DIRECTIONS FOR THIS TASK:
Copy out all lines in the data below containing the string "into".

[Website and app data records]
=======
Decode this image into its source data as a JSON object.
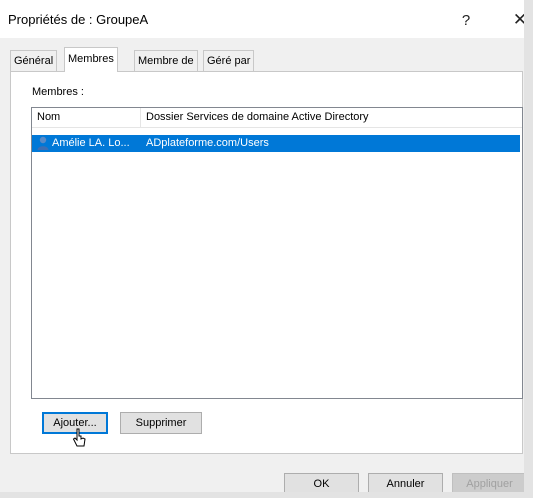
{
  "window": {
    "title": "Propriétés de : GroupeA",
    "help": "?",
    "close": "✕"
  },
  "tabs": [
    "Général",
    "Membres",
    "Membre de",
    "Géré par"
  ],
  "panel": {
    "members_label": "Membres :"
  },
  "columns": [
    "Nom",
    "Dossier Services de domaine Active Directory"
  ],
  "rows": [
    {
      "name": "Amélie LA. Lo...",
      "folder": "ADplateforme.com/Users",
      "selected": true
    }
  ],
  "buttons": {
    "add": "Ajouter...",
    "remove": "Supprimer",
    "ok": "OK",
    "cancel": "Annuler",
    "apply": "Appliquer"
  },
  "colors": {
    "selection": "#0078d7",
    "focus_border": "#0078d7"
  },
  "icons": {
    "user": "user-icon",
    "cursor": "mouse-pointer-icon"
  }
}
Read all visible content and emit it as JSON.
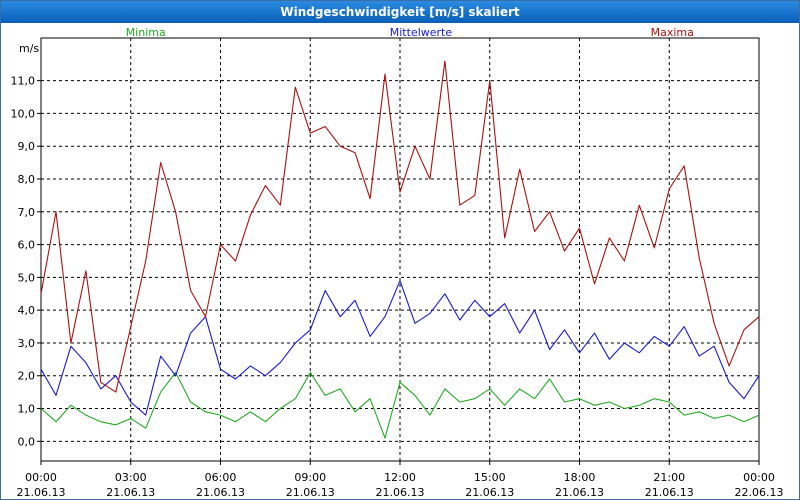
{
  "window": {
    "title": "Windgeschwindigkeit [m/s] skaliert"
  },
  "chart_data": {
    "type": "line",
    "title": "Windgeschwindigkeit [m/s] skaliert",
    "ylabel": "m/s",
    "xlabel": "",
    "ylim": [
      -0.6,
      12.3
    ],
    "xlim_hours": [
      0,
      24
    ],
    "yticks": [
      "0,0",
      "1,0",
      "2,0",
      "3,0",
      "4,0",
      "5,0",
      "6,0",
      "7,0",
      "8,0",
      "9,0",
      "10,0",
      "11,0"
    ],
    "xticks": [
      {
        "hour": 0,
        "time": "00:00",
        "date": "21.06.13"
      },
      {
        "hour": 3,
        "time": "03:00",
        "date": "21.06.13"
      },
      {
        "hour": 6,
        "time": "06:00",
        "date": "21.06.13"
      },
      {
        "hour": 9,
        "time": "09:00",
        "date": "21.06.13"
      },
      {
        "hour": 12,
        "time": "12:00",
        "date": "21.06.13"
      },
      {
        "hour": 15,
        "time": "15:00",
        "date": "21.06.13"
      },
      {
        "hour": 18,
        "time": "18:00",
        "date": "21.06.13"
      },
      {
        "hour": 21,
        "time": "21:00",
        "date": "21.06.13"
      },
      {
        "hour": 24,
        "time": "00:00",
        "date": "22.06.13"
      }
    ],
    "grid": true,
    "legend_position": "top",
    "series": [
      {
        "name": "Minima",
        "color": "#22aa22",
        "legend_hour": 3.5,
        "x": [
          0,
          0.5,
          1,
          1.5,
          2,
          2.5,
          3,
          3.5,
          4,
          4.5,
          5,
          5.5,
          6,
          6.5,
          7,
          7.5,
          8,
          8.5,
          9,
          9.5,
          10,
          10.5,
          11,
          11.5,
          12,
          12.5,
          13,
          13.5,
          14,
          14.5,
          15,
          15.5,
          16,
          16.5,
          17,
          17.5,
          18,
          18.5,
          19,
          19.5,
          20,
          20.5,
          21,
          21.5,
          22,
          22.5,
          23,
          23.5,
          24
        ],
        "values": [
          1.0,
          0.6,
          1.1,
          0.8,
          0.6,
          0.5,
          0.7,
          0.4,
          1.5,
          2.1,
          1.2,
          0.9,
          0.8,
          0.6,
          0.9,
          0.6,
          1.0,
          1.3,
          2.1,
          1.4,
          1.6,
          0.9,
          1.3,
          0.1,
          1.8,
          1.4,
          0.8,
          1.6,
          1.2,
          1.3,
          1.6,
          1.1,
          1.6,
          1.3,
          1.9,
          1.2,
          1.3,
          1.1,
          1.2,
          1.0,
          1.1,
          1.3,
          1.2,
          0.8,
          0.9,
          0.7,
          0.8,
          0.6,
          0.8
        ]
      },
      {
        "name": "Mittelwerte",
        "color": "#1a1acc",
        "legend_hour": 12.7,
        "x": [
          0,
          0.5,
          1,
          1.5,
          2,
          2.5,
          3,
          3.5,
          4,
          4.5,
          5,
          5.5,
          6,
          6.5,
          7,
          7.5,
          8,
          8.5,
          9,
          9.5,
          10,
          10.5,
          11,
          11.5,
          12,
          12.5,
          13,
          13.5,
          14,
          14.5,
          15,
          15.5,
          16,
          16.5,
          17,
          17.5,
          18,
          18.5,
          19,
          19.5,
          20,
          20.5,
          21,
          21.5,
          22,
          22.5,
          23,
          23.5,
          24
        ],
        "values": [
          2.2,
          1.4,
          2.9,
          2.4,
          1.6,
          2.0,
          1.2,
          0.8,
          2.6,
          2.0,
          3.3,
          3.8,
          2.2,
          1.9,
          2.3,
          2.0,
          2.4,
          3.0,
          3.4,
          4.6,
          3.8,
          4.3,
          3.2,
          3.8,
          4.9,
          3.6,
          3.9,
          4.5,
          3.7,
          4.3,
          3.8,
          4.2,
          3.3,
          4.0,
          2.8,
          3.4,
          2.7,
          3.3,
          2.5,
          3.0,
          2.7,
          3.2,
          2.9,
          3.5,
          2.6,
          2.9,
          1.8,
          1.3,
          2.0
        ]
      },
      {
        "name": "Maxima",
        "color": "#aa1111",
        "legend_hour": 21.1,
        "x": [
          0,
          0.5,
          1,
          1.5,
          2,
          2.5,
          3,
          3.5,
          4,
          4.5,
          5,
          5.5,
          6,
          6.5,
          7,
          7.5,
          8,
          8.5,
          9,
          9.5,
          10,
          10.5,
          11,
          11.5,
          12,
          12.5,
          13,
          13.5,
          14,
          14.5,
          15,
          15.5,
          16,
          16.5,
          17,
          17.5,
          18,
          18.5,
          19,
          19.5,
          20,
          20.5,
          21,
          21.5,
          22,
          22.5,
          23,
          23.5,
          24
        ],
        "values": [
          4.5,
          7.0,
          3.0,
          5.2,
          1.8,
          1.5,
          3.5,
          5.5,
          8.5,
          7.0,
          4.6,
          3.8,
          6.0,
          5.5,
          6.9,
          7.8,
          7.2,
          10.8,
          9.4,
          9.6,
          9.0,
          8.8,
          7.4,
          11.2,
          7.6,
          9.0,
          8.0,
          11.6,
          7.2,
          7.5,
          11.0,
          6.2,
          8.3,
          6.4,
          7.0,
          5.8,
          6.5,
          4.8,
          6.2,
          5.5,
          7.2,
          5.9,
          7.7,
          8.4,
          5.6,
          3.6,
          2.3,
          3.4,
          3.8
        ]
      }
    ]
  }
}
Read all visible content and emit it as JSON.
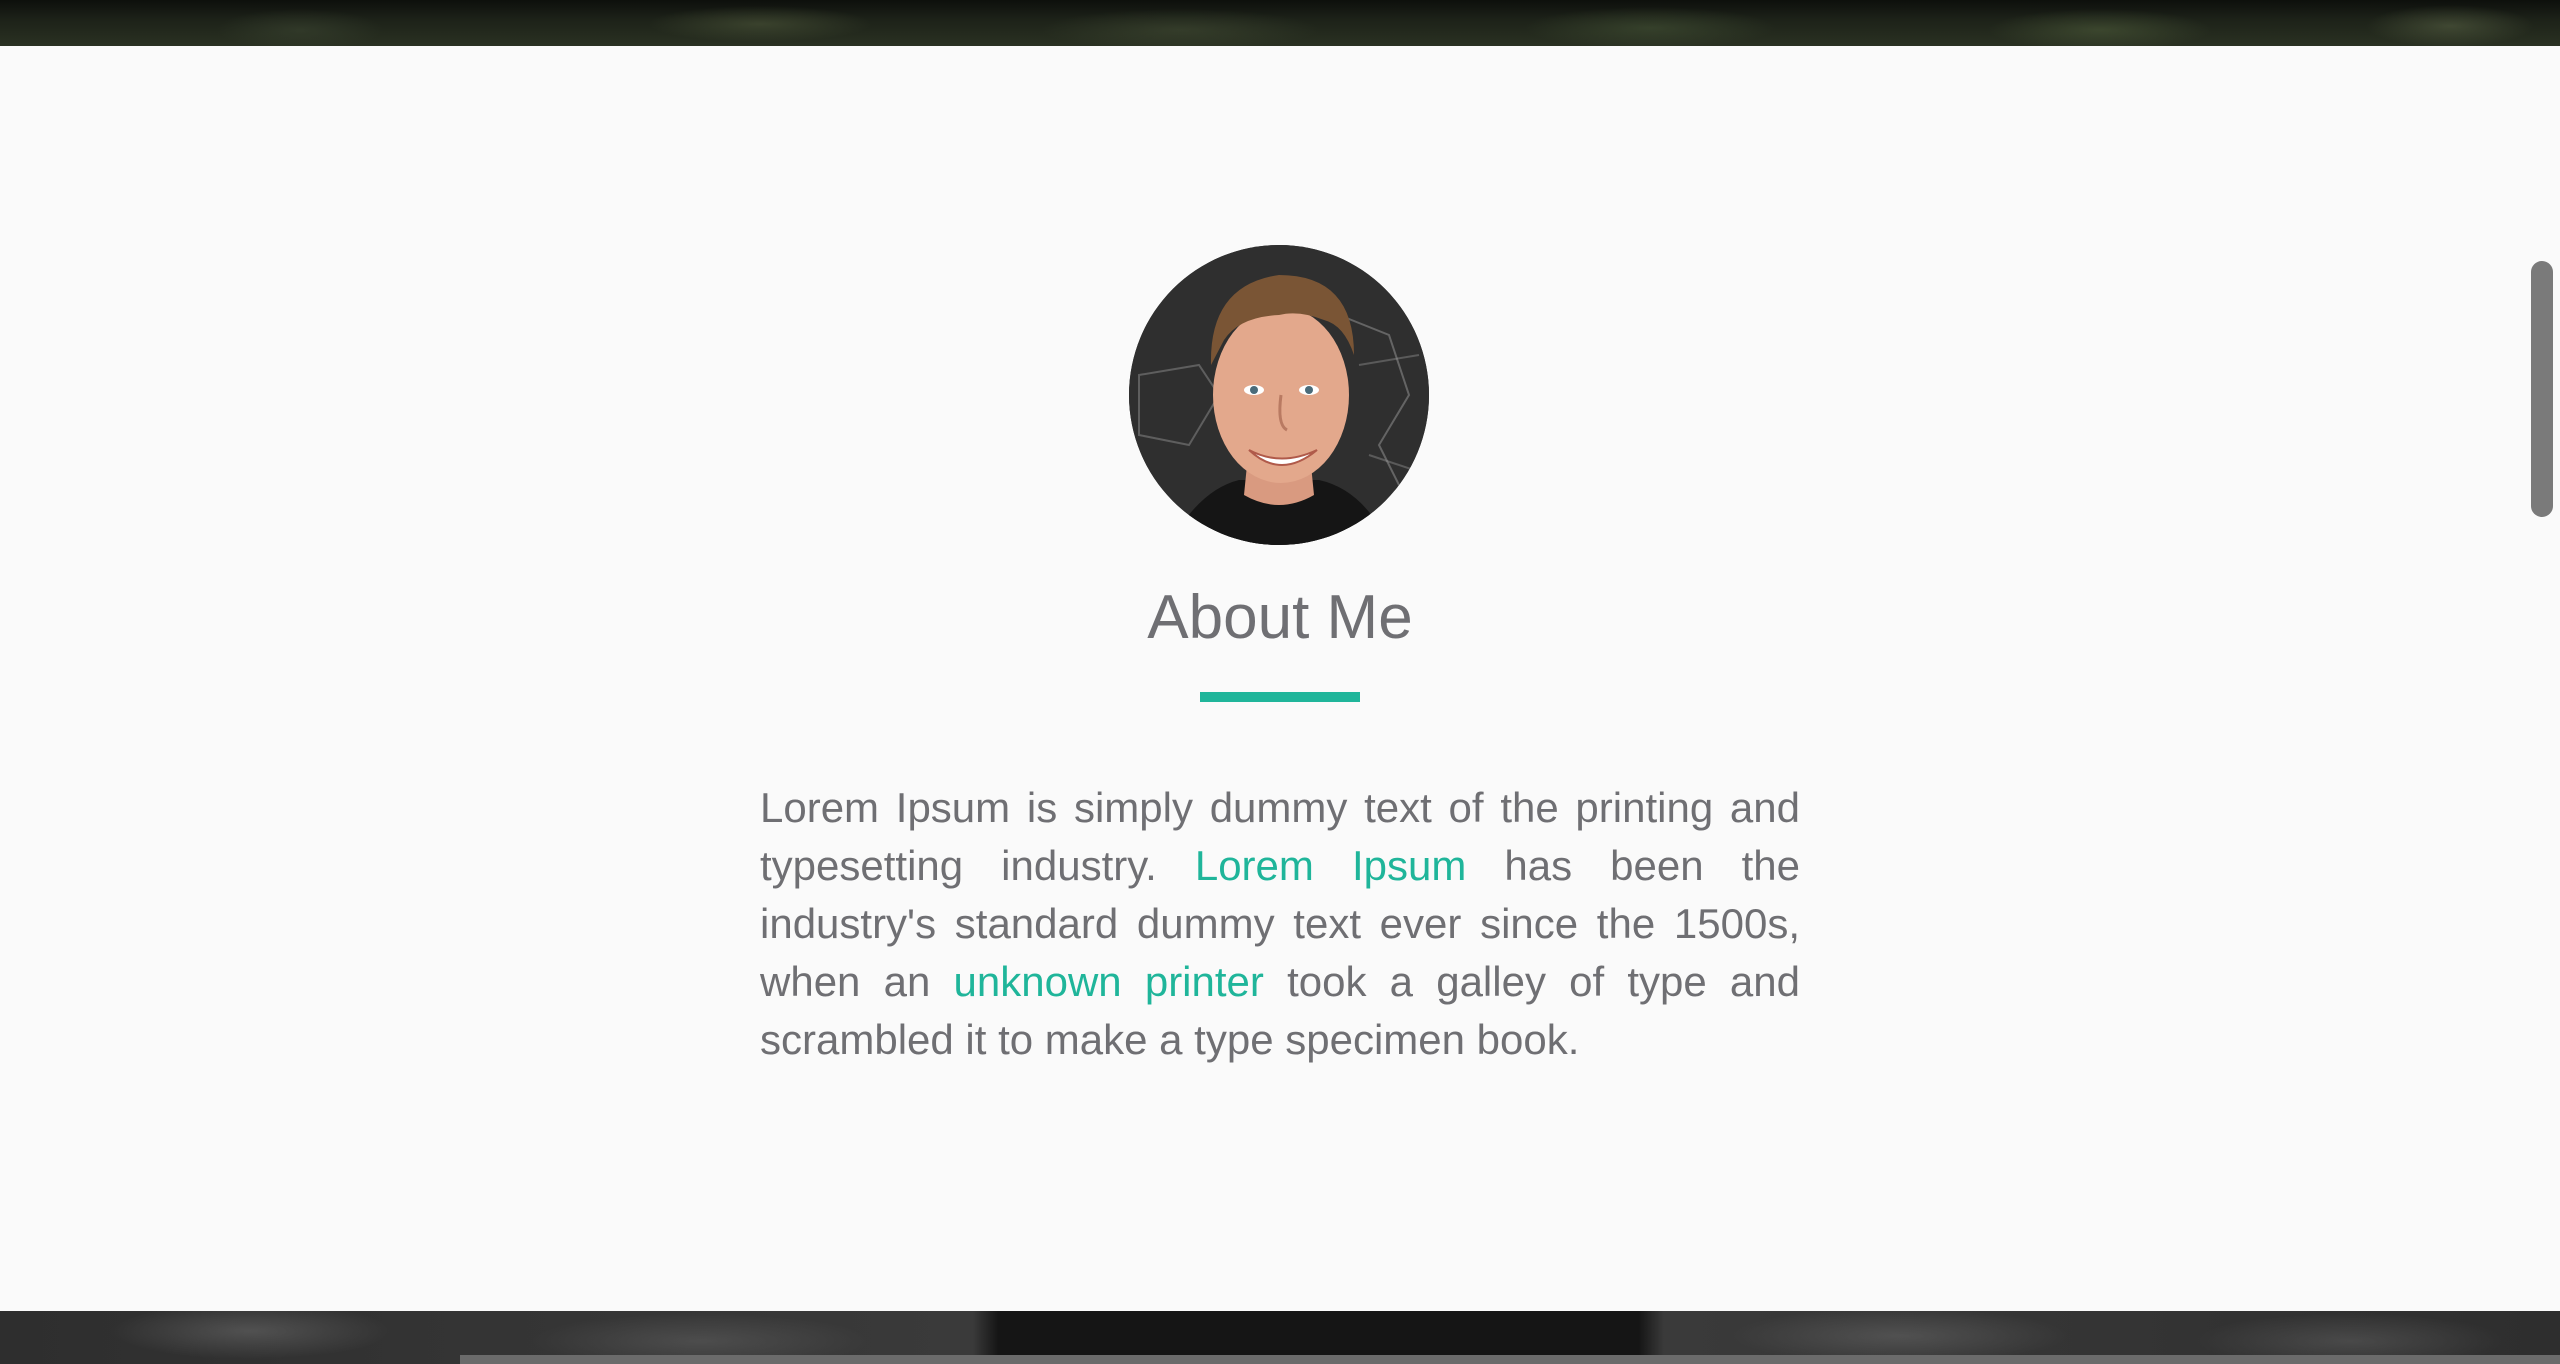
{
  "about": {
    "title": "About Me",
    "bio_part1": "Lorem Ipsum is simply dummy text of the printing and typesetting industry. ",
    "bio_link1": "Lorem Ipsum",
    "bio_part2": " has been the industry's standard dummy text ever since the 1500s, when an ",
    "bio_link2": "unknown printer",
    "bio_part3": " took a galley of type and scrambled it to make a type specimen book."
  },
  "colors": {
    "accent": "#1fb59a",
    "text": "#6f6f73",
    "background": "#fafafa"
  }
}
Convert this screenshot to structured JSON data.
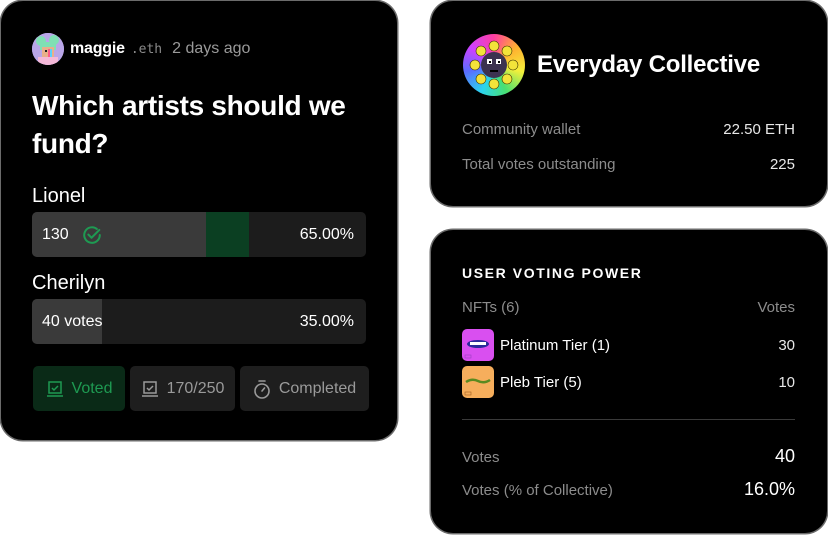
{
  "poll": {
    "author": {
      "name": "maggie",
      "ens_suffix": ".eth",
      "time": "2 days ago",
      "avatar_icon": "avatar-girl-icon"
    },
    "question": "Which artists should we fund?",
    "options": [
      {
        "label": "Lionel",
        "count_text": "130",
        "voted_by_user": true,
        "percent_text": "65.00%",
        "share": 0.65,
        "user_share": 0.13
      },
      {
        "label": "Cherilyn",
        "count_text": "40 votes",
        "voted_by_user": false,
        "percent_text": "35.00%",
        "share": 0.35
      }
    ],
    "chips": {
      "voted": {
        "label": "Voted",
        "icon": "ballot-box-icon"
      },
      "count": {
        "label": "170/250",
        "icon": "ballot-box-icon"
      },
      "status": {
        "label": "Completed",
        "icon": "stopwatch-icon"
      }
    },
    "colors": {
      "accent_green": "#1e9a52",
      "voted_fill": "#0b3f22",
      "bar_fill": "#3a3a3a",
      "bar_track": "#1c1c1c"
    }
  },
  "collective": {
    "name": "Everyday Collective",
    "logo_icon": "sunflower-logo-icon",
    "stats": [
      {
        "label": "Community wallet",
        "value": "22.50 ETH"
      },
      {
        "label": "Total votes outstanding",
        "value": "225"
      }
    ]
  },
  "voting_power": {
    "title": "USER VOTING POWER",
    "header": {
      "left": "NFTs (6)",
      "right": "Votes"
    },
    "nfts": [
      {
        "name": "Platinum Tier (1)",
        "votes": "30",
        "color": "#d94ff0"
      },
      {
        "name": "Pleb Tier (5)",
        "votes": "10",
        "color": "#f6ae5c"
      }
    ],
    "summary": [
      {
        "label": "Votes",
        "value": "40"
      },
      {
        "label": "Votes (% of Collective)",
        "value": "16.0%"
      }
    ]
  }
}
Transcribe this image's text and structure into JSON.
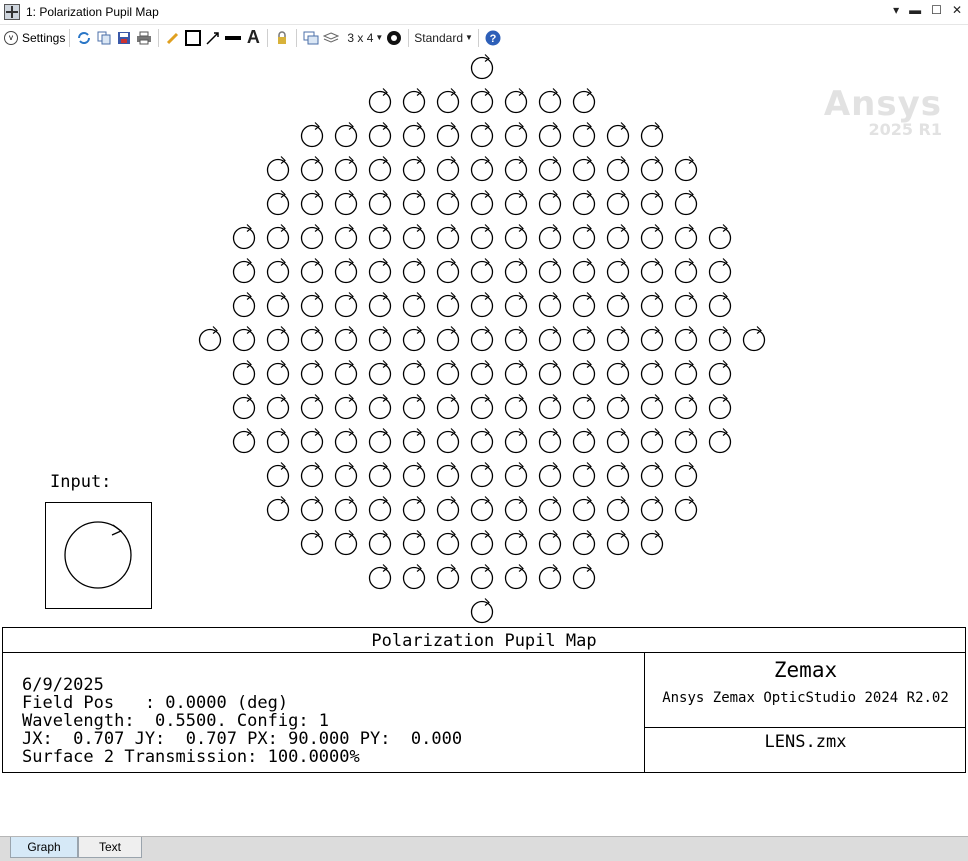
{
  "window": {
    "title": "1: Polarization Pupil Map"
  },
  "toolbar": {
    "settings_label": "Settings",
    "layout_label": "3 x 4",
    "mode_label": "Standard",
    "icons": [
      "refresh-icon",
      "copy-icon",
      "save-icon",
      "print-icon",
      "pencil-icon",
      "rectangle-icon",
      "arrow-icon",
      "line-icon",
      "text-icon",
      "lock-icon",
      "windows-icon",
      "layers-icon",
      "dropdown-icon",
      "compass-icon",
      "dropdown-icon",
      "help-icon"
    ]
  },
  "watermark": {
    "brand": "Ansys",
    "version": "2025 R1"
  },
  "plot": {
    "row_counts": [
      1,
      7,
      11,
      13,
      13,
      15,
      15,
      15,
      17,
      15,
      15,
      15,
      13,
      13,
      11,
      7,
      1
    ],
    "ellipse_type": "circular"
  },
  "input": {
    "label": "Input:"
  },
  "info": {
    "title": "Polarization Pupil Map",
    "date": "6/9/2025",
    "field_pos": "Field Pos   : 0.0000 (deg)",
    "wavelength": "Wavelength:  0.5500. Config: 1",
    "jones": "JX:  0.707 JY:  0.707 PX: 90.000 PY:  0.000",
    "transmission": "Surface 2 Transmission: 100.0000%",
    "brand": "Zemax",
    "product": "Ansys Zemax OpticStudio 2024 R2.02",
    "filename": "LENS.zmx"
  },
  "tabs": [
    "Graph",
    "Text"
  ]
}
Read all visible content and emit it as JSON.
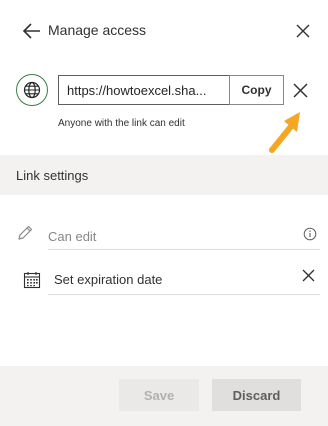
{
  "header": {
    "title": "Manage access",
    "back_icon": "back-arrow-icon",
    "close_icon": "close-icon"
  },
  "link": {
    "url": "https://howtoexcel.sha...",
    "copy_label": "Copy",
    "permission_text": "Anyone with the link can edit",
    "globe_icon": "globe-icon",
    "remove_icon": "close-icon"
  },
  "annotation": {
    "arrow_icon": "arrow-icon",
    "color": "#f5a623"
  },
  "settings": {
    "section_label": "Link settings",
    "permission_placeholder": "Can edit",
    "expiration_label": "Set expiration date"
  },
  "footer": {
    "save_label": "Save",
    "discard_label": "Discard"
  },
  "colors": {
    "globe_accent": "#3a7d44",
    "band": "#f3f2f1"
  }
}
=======
ANSWER TO THE PROBLEM:
Decode this image into its source data as a JSON object.
Transcribe this image's text and structure into JSON.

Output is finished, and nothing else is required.